Raw data START

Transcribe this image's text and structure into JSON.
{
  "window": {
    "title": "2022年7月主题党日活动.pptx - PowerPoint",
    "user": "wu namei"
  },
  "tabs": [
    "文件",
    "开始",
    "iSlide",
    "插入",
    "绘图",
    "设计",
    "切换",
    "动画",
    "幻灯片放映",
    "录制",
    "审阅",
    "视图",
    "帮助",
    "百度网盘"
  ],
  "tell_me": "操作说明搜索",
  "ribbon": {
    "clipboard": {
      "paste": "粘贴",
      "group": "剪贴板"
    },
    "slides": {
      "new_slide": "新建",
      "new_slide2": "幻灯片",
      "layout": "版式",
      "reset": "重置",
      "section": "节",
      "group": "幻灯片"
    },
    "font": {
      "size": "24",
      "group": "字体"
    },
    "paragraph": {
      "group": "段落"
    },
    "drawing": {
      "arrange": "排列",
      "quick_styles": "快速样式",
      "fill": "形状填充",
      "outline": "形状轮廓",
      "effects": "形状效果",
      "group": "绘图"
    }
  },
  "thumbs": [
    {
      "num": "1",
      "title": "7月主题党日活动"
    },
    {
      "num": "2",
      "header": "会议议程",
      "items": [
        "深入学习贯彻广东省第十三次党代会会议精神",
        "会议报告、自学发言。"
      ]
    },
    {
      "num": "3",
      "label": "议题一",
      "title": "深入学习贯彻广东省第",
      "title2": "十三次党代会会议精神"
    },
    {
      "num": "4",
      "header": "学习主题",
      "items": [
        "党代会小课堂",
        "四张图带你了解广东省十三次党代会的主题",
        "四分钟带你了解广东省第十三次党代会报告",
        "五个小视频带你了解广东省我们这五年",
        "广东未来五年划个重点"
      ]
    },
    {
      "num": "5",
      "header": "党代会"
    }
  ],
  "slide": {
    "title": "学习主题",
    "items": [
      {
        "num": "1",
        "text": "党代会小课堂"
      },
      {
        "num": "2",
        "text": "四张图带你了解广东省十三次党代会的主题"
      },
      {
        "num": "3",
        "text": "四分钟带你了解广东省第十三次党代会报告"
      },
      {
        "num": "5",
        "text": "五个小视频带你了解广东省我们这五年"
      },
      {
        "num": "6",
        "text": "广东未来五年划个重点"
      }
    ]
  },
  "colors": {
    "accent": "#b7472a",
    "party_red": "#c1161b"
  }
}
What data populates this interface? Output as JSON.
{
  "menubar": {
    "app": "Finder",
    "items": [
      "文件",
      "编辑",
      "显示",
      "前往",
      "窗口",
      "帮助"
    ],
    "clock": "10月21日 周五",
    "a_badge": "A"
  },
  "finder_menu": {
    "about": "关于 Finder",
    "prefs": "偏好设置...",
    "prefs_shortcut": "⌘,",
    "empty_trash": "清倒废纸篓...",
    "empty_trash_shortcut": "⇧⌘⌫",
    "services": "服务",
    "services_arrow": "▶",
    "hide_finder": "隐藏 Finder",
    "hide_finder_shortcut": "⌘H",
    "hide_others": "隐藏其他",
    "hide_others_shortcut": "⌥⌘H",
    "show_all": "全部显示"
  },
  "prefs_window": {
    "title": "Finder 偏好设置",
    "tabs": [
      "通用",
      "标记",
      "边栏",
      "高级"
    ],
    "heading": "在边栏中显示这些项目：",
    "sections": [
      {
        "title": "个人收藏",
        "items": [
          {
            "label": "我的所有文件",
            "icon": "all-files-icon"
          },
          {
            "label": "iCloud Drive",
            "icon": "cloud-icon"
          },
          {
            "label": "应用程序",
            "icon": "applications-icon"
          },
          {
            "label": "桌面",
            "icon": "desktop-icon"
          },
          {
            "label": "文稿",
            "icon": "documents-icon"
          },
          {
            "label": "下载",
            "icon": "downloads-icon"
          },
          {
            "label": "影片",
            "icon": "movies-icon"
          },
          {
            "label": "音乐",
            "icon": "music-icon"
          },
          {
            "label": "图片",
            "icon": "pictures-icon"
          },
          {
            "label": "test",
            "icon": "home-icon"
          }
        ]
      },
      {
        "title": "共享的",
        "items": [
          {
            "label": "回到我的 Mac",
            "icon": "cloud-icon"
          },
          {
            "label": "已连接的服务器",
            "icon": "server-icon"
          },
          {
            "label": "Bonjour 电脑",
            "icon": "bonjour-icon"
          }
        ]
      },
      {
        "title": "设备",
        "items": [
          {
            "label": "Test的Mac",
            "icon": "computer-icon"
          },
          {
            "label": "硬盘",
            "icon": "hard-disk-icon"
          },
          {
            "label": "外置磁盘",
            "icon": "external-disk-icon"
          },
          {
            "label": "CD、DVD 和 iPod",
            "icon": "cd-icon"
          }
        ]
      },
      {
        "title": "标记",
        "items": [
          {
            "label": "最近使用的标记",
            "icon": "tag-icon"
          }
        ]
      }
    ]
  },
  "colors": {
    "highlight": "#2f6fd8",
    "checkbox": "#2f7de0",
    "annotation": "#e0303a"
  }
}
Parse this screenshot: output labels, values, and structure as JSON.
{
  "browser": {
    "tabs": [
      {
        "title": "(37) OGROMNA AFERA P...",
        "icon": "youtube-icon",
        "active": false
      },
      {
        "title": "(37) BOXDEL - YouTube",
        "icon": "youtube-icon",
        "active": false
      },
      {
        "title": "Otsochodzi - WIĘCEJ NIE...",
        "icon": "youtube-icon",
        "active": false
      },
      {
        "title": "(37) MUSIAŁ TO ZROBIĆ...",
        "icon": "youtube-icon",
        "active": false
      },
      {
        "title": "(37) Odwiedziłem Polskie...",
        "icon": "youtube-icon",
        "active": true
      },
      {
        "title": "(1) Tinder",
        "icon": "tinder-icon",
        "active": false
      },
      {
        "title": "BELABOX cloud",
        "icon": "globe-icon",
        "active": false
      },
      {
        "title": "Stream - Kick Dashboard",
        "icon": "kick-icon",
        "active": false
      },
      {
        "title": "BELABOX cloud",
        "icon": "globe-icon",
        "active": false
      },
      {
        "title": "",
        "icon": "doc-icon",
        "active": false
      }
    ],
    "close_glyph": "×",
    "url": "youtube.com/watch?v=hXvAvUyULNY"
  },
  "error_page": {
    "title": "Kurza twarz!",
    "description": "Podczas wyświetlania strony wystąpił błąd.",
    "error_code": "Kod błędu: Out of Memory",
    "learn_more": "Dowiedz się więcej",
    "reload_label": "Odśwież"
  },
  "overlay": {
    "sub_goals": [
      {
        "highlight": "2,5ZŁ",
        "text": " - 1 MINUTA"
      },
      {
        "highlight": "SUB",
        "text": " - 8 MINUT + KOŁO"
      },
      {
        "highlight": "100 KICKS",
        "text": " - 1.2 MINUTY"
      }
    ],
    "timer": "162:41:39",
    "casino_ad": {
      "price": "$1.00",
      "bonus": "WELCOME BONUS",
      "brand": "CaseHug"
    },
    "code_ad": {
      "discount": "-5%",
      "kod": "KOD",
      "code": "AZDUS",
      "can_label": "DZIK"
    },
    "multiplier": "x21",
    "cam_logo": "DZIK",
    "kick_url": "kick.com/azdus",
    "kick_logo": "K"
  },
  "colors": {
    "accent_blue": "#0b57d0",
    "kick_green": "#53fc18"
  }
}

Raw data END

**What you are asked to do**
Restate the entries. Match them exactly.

**Exercise output**
Transcribe this image's text and structure into JSON.
{
  "window": {
    "title": "2022年7月主题党日活动.pptx - PowerPoint",
    "user": "wu namei"
  },
  "tabs": [
    "文件",
    "开始",
    "iSlide",
    "插入",
    "绘图",
    "设计",
    "切换",
    "动画",
    "幻灯片放映",
    "录制",
    "审阅",
    "视图",
    "帮助",
    "百度网盘"
  ],
  "tell_me": "操作说明搜索",
  "ribbon": {
    "clipboard": {
      "paste": "粘贴",
      "group": "剪贴板"
    },
    "slides": {
      "new_slide": "新建",
      "new_slide2": "幻灯片",
      "layout": "版式",
      "reset": "重置",
      "section": "节",
      "group": "幻灯片"
    },
    "font": {
      "size": "24",
      "group": "字体"
    },
    "paragraph": {
      "group": "段落"
    },
    "drawing": {
      "arrange": "排列",
      "quick_styles": "快速样式",
      "fill": "形状填充",
      "outline": "形状轮廓",
      "effects": "形状效果",
      "group": "绘图"
    }
  },
  "thumbs": [
    {
      "num": "1",
      "title": "7月主题党日活动"
    },
    {
      "num": "2",
      "header": "会议议程",
      "items": [
        "深入学习贯彻广东省第十三次党代会会议精神",
        "会议报告、自学发言。"
      ]
    },
    {
      "num": "3",
      "label": "议题一",
      "title": "深入学习贯彻广东省第",
      "title2": "十三次党代会会议精神"
    },
    {
      "num": "4",
      "header": "学习主题",
      "items": [
        "党代会小课堂",
        "四张图带你了解广东省十三次党代会的主题",
        "四分钟带你了解广东省第十三次党代会报告",
        "五个小视频带你了解广东省我们这五年",
        "广东未来五年划个重点"
      ]
    },
    {
      "num": "5",
      "header": "党代会"
    }
  ],
  "slide": {
    "title": "学习主题",
    "items": [
      {
        "num": "1",
        "text": "党代会小课堂"
      },
      {
        "num": "2",
        "text": "四张图带你了解广东省十三次党代会的主题"
      },
      {
        "num": "3",
        "text": "四分钟带你了解广东省第十三次党代会报告"
      },
      {
        "num": "5",
        "text": "五个小视频带你了解广东省我们这五年"
      },
      {
        "num": "6",
        "text": "广东未来五年划个重点"
      }
    ]
  },
  "colors": {
    "accent": "#b7472a",
    "party_red": "#c1161b"
  }
}
What data populates this interface? Output as JSON.
{
  "menubar": {
    "app": "Finder",
    "items": [
      "文件",
      "编辑",
      "显示",
      "前往",
      "窗口",
      "帮助"
    ],
    "clock": "10月21日 周五",
    "a_badge": "A"
  },
  "finder_menu": {
    "about": "关于 Finder",
    "prefs": "偏好设置...",
    "prefs_shortcut": "⌘,",
    "empty_trash": "清倒废纸篓...",
    "empty_trash_shortcut": "⇧⌘⌫",
    "services": "服务",
    "services_arrow": "▶",
    "hide_finder": "隐藏 Finder",
    "hide_finder_shortcut": "⌘H",
    "hide_others": "隐藏其他",
    "hide_others_shortcut": "⌥⌘H",
    "show_all": "全部显示"
  },
  "prefs_window": {
    "title": "Finder 偏好设置",
    "tabs": [
      "通用",
      "标记",
      "边栏",
      "高级"
    ],
    "heading": "在边栏中显示这些项目：",
    "sections": [
      {
        "title": "个人收藏",
        "items": [
          {
            "label": "我的所有文件",
            "icon": "all-files-icon"
          },
          {
            "label": "iCloud Drive",
            "icon": "cloud-icon"
          },
          {
            "label": "应用程序",
            "icon": "applications-icon"
          },
          {
            "label": "桌面",
            "icon": "desktop-icon"
          },
          {
            "label": "文稿",
            "icon": "documents-icon"
          },
          {
            "label": "下载",
            "icon": "downloads-icon"
          },
          {
            "label": "影片",
            "icon": "movies-icon"
          },
          {
            "label": "音乐",
            "icon": "music-icon"
          },
          {
            "label": "图片",
            "icon": "pictures-icon"
          },
          {
            "label": "test",
            "icon": "home-icon"
          }
        ]
      },
      {
        "title": "共享的",
        "items": [
          {
            "label": "回到我的 Mac",
            "icon": "cloud-icon"
          },
          {
            "label": "已连接的服务器",
            "icon": "server-icon"
          },
          {
            "label": "Bonjour 电脑",
            "icon": "bonjour-icon"
          }
        ]
      },
      {
        "title": "设备",
        "items": [
          {
            "label": "Test的Mac",
            "icon": "computer-icon"
          },
          {
            "label": "硬盘",
            "icon": "hard-disk-icon"
          },
          {
            "label": "外置磁盘",
            "icon": "external-disk-icon"
          },
          {
            "label": "CD、DVD 和 iPod",
            "icon": "cd-icon"
          }
        ]
      },
      {
        "title": "标记",
        "items": [
          {
            "label": "最近使用的标记",
            "icon": "tag-icon"
          }
        ]
      }
    ]
  },
  "colors": {
    "highlight": "#2f6fd8",
    "checkbox": "#2f7de0",
    "annotation": "#e0303a"
  }
}
Parse this screenshot: output labels, values, and structure as JSON.
{
  "browser": {
    "tabs": [
      {
        "title": "(37) OGROMNA AFERA P...",
        "icon": "youtube-icon",
        "active": false
      },
      {
        "title": "(37) BOXDEL - YouTube",
        "icon": "youtube-icon",
        "active": false
      },
      {
        "title": "Otsochodzi - WIĘCEJ NIE...",
        "icon": "youtube-icon",
        "active": false
      },
      {
        "title": "(37) MUSIAŁ TO ZROBIĆ...",
        "icon": "youtube-icon",
        "active": false
      },
      {
        "title": "(37) Odwiedziłem Polskie...",
        "icon": "youtube-icon",
        "active": true
      },
      {
        "title": "(1) Tinder",
        "icon": "tinder-icon",
        "active": false
      },
      {
        "title": "BELABOX cloud",
        "icon": "globe-icon",
        "active": false
      },
      {
        "title": "Stream - Kick Dashboard",
        "icon": "kick-icon",
        "active": false
      },
      {
        "title": "BELABOX cloud",
        "icon": "globe-icon",
        "active": false
      },
      {
        "title": "",
        "icon": "doc-icon",
        "active": false
      }
    ],
    "close_glyph": "×",
    "url": "youtube.com/watch?v=hXvAvUyULNY"
  },
  "error_page": {
    "title": "Kurza twarz!",
    "description": "Podczas wyświetlania strony wystąpił błąd.",
    "error_code": "Kod błędu: Out of Memory",
    "learn_more": "Dowiedz się więcej",
    "reload_label": "Odśwież"
  },
  "overlay": {
    "sub_goals": [
      {
        "highlight": "2,5ZŁ",
        "text": " - 1 MINUTA"
      },
      {
        "highlight": "SUB",
        "text": " - 8 MINUT + KOŁO"
      },
      {
        "highlight": "100 KICKS",
        "text": " - 1.2 MINUTY"
      }
    ],
    "timer": "162:41:39",
    "casino_ad": {
      "price": "$1.00",
      "bonus": "WELCOME BONUS",
      "brand": "CaseHug"
    },
    "code_ad": {
      "discount": "-5%",
      "kod": "KOD",
      "code": "AZDUS",
      "can_label": "DZIK"
    },
    "multiplier": "x21",
    "cam_logo": "DZIK",
    "kick_url": "kick.com/azdus",
    "kick_logo": "K"
  },
  "colors": {
    "accent_blue": "#0b57d0",
    "kick_green": "#53fc18"
  }
}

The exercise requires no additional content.